Which lines of the entries below contain the string "CONTENTS"? Copy each one.

Supplied entries START

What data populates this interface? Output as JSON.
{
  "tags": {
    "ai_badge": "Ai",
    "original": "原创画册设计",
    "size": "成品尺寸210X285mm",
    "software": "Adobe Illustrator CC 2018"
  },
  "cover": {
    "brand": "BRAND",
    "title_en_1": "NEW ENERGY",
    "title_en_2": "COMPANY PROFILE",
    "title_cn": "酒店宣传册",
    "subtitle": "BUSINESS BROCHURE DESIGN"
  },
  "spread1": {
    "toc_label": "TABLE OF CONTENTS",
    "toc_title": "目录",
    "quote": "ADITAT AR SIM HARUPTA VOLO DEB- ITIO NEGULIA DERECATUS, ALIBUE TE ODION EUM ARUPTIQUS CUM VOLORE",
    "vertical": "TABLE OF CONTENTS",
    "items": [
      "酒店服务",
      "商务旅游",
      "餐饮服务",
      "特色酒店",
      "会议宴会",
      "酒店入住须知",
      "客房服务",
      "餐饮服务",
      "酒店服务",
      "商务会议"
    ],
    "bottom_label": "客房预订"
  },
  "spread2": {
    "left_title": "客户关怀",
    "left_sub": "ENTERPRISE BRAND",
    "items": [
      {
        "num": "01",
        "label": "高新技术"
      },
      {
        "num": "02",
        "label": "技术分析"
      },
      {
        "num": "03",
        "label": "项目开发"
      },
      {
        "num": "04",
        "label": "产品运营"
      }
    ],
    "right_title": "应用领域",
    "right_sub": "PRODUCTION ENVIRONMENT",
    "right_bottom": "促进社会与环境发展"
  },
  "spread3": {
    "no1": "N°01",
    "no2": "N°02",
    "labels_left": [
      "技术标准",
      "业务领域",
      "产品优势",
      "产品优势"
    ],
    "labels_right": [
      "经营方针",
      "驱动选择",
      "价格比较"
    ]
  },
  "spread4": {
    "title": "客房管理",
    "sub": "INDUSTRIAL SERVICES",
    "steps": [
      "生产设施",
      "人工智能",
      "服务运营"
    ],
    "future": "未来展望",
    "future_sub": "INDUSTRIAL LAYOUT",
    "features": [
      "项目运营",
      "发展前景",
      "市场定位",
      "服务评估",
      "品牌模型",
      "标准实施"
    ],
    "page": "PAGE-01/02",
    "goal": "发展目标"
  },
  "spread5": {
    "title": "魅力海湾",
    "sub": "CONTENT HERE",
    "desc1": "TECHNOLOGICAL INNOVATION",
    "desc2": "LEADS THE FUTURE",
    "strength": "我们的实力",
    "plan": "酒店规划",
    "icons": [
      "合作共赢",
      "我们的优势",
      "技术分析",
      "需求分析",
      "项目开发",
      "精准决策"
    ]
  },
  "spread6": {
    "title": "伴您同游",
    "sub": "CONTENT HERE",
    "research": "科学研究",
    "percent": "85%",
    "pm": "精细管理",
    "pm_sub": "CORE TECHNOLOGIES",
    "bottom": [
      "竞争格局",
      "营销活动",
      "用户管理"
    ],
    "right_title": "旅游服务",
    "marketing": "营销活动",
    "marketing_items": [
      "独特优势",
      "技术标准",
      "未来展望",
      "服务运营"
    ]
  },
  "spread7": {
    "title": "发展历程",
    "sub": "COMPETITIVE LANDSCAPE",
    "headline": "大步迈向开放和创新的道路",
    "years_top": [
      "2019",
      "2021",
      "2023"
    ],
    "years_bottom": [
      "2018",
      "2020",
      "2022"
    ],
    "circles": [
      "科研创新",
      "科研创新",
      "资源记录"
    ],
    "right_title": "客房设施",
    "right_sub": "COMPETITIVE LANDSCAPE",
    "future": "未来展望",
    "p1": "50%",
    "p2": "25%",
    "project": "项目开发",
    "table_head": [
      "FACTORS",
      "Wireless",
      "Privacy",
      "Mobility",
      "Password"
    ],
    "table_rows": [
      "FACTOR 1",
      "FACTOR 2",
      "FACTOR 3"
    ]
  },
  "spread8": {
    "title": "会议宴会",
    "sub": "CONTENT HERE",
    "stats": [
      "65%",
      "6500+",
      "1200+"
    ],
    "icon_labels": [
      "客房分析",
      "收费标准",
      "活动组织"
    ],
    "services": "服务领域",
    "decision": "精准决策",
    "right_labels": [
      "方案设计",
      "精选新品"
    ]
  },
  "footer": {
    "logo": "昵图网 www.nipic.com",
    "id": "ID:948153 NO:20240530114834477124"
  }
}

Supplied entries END

• Finished exercise
    "toc_label": "TABLE OF CONTENTS",
    "vertical": "TABLE OF CONTENTS",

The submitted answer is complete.